Nitin Pujari (name changed), an executive with a multinational company located in a Global Business Park, pays Rs 3,500 per month for parking his car inside the building. That’s almost 10 per cent of his Rs 40,000 salary. Yet, his acquaintances and business associates who visit him have to pay parking charges of Rs 40 for the first four hours and Rs 100 if they stay any longer.
The situation is no better in DLF Cybercity, Gurgaon’s Mecca of multinational IT companies. Visitors have to pay at least Rs 50 to park for up to four hours here, although the parking lots are all carved out on a dusty ground. Even bikers pay a minimum charge of Rs 15.

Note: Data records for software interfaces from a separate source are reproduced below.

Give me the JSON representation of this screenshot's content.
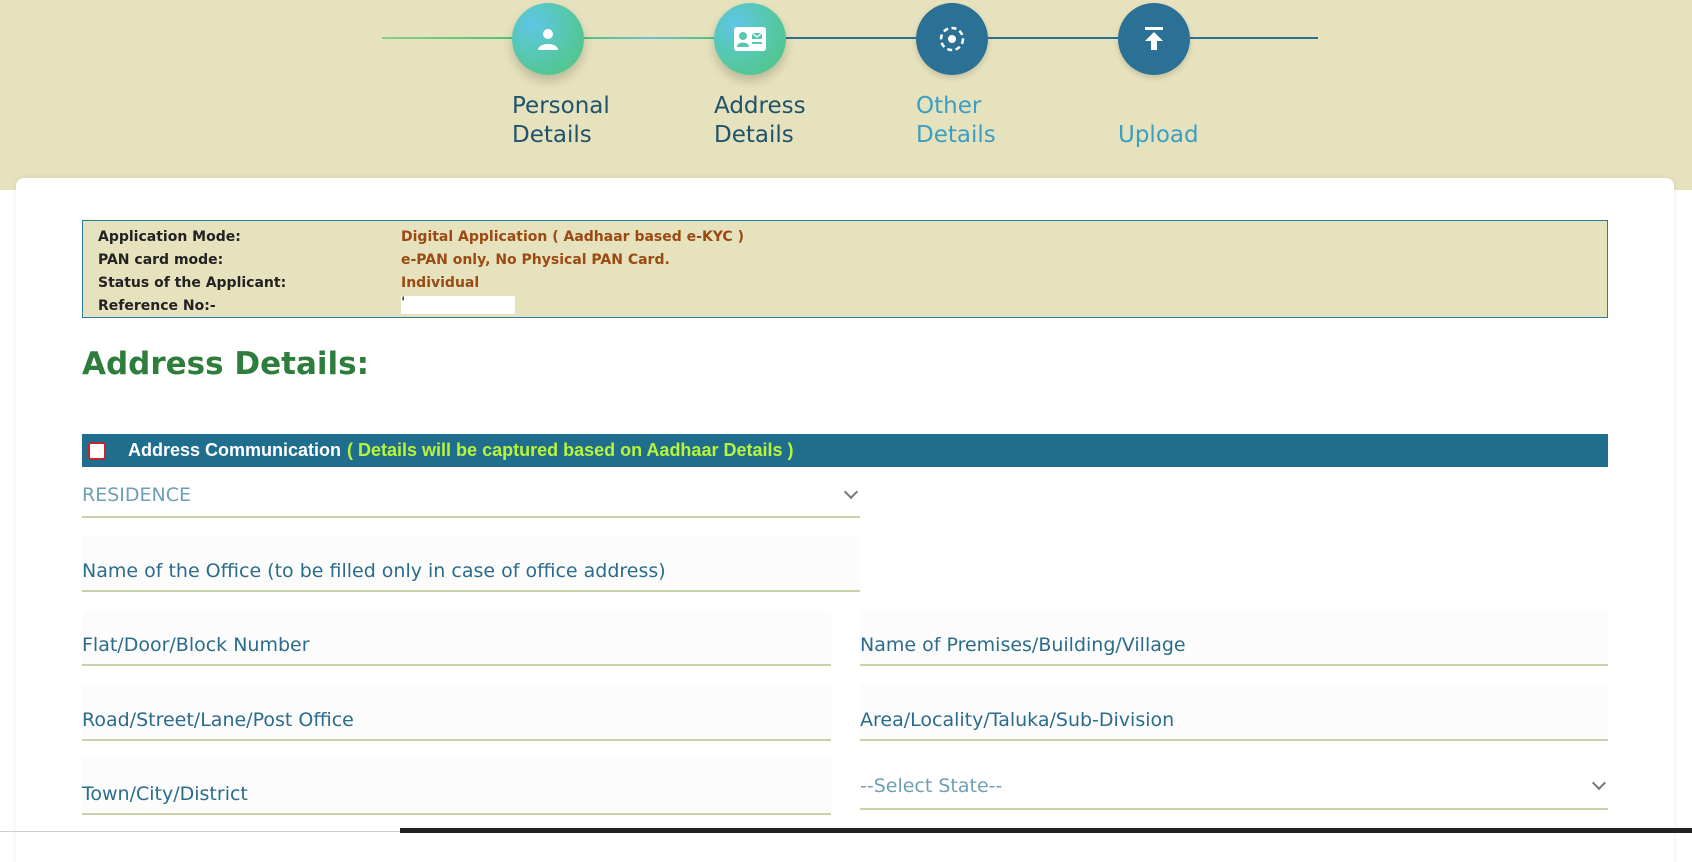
{
  "steps": [
    {
      "label_line1": "Personal",
      "label_line2": "Details",
      "icon": "person-icon",
      "status": "completed"
    },
    {
      "label_line1": "Address",
      "label_line2": "Details",
      "icon": "id-card-icon",
      "status": "current"
    },
    {
      "label_line1": "Other",
      "label_line2": "Details",
      "icon": "dashed-circle-icon",
      "status": "pending"
    },
    {
      "label_line1": "",
      "label_line2": "Upload",
      "icon": "upload-icon",
      "status": "pending"
    }
  ],
  "info": {
    "mode_key": "Application Mode:",
    "mode_val": "Digital Application ( Aadhaar based e-KYC )",
    "pan_key": "PAN card mode:",
    "pan_val": "e-PAN only, No Physical PAN Card.",
    "status_key": "Status of the Applicant:",
    "status_val": "Individual",
    "ref_key": "Reference No:-",
    "ref_val": "'"
  },
  "section_title": "Address Details:",
  "communication": {
    "title": "Address Communication",
    "note": "( Details will be captured based on Aadhaar Details )",
    "checked": false
  },
  "form": {
    "address_type": "RESIDENCE",
    "office_name": "Name of the Office (to be filled only in case of office address)",
    "flat": "Flat/Door/Block Number",
    "premises": "Name of Premises/Building/Village",
    "road": "Road/Street/Lane/Post Office",
    "area": "Area/Locality/Taluka/Sub-Division",
    "town": "Town/City/District",
    "state": "--Select State--"
  },
  "colors": {
    "background_band": "#e6e2bd",
    "step_pending": "#2b7195",
    "section_title": "#2e7d3c",
    "comm_bar": "#1f6e8d",
    "comm_note": "#b8f53a",
    "info_value": "#9a4a12"
  }
}
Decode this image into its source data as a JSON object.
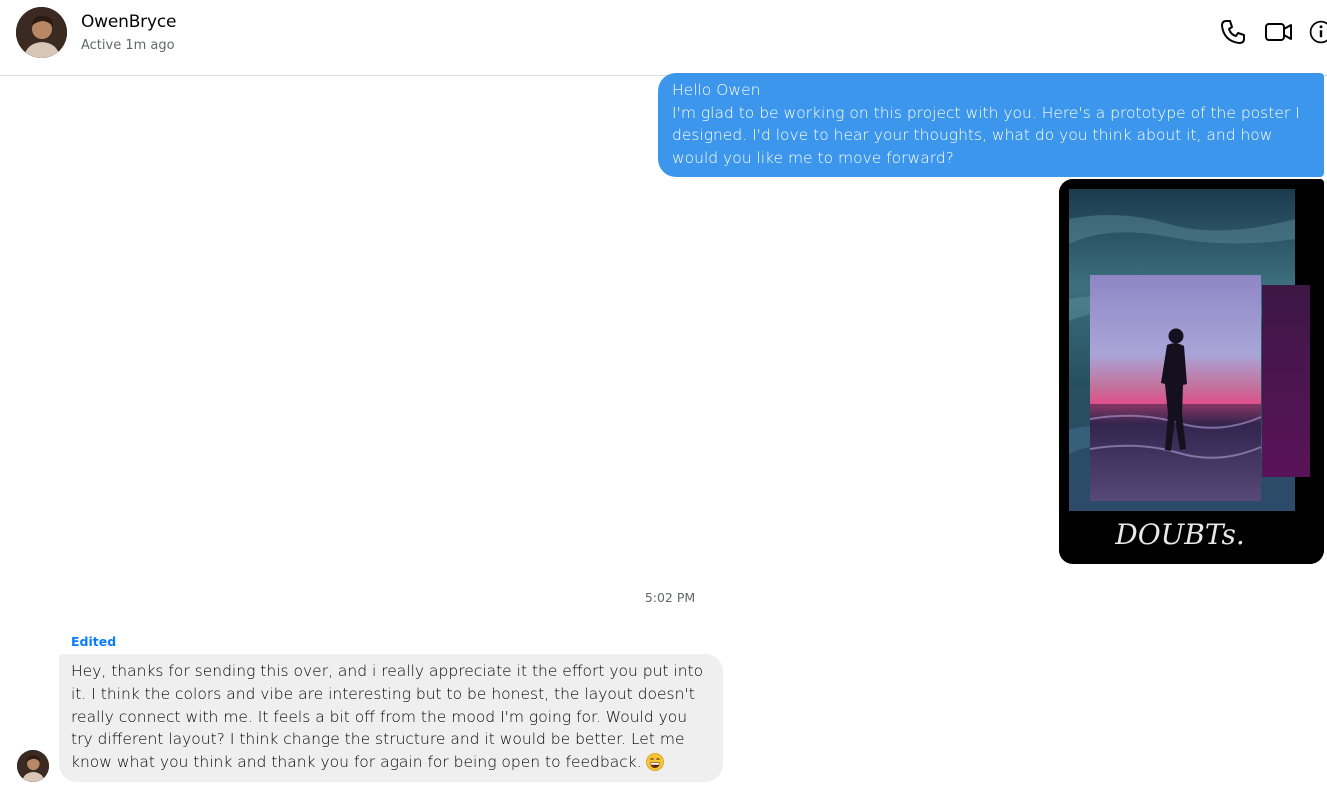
{
  "header": {
    "contact_name": "OwenBryce",
    "status": "Active 1m ago",
    "icons": [
      "phone-icon",
      "video-call-icon",
      "info-icon"
    ]
  },
  "messages": {
    "outgoing": {
      "greeting": "Hello Owen",
      "body": "I'm glad to be working on this project with you. Here's a prototype of the poster I designed. I'd love to hear your thoughts, what do you think about it, and how would you like me to move forward?",
      "attachment": {
        "poster_title": "DOUBTs."
      }
    },
    "timestamp": "5:02 PM",
    "incoming": {
      "edited_label": "Edited",
      "body": "Hey, thanks for sending this over, and i really appreciate it the effort you put into it. I think the colors and vibe are interesting but to be honest, the layout doesn't really connect with me. It feels a bit off from the mood I'm going for. Would you try different layout? I think change the structure and it would be better. Let me know what you think and thank you for again for being open to feedback.",
      "emoji": "grinning-face-emoji"
    }
  },
  "colors": {
    "outgoing_bubble": "#3b96ec",
    "incoming_bubble": "#efefef",
    "edited_label": "#0a7cff"
  }
}
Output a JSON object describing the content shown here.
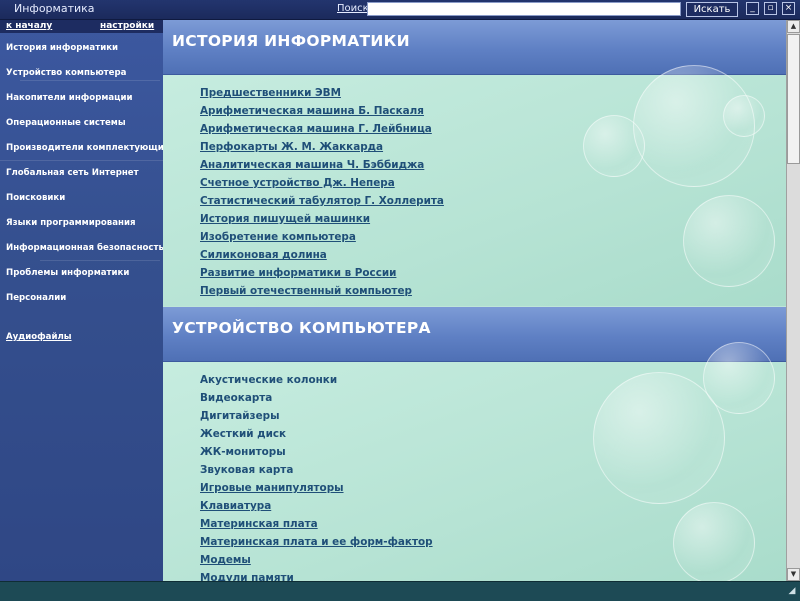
{
  "window": {
    "title": "Информатика",
    "search_label": "Поиск",
    "search_value": "",
    "search_button": "Искать",
    "minimize_glyph": "_",
    "restore_glyph": "▫",
    "close_glyph": "×"
  },
  "sidebar": {
    "top_links": {
      "home": "к началу",
      "settings": "настройки"
    },
    "items": [
      {
        "label": "История информатики"
      },
      {
        "label": "Устройство компьютера"
      },
      {
        "label": "Накопители информации"
      },
      {
        "label": "Операционные системы"
      },
      {
        "label": "Производители комплектующих"
      },
      {
        "label": "Глобальная сеть Интернет"
      },
      {
        "label": "Поисковики"
      },
      {
        "label": "Языки программирования"
      },
      {
        "label": "Информационная безопасность"
      },
      {
        "label": "Проблемы информатики"
      },
      {
        "label": "Персоналии"
      }
    ],
    "audio_link": "Аудиофайлы"
  },
  "main": {
    "sections": [
      {
        "title": "ИСТОРИЯ ИНФОРМАТИКИ",
        "links": [
          "Предшественники ЭВМ",
          "Арифметическая машина Б. Паскаля",
          "Арифметическая машина Г. Лейбница",
          "Перфокарты Ж. М. Жаккарда",
          "Аналитическая машина Ч. Бэббиджа",
          "Счетное устройство Дж. Непера",
          "Статистический табулятор Г. Холлерита",
          "История пишущей машинки",
          "Изобретение компьютера",
          "Силиконовая долина",
          "Развитие информатики в России",
          "Первый отечественный компьютер"
        ]
      },
      {
        "title": "УСТРОЙСТВО КОМПЬЮТЕРА",
        "links": [
          "Акустические колонки",
          "Видеокарта",
          "Дигитайзеры",
          "Жесткий диск",
          "ЖК-мониторы",
          "Звуковая карта",
          "Игровые манипуляторы",
          "Клавиатура",
          "Материнская плата",
          "Материнская плата и ее форм-фактор",
          "Модемы",
          "Модули памяти"
        ]
      }
    ]
  },
  "scrollbar": {
    "up_glyph": "▲",
    "down_glyph": "▼",
    "position": 0
  },
  "statusbar": {
    "corner_glyph": "◢"
  },
  "colors": {
    "sidebar_bg": "#3c58a0",
    "header_bg": "#5f80c4",
    "content_bg": "#bfe6d8",
    "link_color": "#1f4f78"
  }
}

Many such parking lots have been created on not only roads and vacant construction sites but also on designated green belts—the very lungs of the city. The situation is no better in malls, where the charges shoot up on weekends from Rs 30 for four hours.
However, the Haryana is still to formulate a policy regarding parking lots. The green belts on both sides of Gurgaon Expressway are encroached upon either by the parking mafia or by companies in the name of maintaining the green areas.
Crores of rupees that could have gone into the government kitty as revenue from parking are collected daily by the mafia from powerless visitors, who have no forum to take up their case. A drive along the Expressway shows thousands of cars parked all along it.
Multi-level parking in this Millennium City is nowhere to be seen and first multi-level parking facility Haryana Urban Development Authority (HUDA) has proposed in Sector 43 is unlikely to come up before 2010. Ironically, HUDA has devised the parking fee structure for the operator in such a way that motorists would have to pay Rs 10 for the first two hours in peak time and the same amount for four hours in non-peak hours. The monthly charges would be Rs 1000 and Rs 600 respectively.
“Nine percent of my salary goes towards parking every month. This is in addition to the fuel expense of Rs 2,000. I do not understand why the administration does not exercise any check on parking rates,” said Pujari.
Anil Malhotra, a businessman from Delhi who regularly visits Gurgaon, complained that the city was in the grip of a parking mafia and the government had turned a blind eye to it. He said, “Wherever I go to Gurgaon for work, I find that the parking mafia charges motorists Rs 40 to Rs 50 for a single entry of four hours, which is too much.”
Defending their high parking charges, the mall authorities said that it was a deliberate move as they wanted to discourage idlers and window-shoppers from coming in. “Some of the visitors would earlier use malls as parking lots. Though we have outsourced parking management to a company, we have control on their fee. We have introduced a progressive parking fee structure, which means that the user has to pay for the time he parks his vehicle inside the mall,” said Baljit Singh, Vice-president, MGF Malls.
When asked about her take on the problem, Gurgaon Deputy Commissioner Deepti Umashankar said that she was not aware of any parking policy or the parking mafia. Municipal Corporation of Gurgaon Commissioner Rajiv Sharma maintained that there was no policy in place for setting a limit on parking fee.
“We have the authority to regulate the parking fee only in the parking lots that we lease out in open auctions,” he said.